=== SOURCE DATA ===

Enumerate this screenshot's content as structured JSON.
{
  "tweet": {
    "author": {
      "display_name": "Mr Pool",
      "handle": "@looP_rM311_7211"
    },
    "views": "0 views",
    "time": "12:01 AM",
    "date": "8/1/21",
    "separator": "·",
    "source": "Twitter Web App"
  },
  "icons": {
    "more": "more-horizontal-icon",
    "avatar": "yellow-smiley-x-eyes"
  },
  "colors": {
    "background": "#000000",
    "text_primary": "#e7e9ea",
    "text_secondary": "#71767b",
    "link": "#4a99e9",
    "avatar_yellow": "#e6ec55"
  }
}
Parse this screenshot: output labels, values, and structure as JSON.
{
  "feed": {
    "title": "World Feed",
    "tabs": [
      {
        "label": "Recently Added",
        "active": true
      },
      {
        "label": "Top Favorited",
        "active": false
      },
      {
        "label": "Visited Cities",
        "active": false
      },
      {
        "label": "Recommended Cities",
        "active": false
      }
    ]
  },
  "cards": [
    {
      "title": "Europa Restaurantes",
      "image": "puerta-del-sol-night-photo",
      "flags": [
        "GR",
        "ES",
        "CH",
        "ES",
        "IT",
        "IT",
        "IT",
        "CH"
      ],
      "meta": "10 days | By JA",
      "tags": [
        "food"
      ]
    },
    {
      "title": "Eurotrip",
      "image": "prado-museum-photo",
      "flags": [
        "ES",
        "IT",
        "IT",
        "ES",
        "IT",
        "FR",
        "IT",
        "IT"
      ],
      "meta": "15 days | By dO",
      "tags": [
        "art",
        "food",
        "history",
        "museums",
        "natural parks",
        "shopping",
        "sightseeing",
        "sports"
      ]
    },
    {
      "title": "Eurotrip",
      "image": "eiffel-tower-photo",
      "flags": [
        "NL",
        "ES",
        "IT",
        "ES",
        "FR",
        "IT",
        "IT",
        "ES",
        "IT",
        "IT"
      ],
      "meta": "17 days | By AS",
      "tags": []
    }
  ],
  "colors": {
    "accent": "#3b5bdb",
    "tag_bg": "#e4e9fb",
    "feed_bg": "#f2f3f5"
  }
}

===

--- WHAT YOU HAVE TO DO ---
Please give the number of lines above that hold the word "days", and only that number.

--- FINISHED TASK ---
3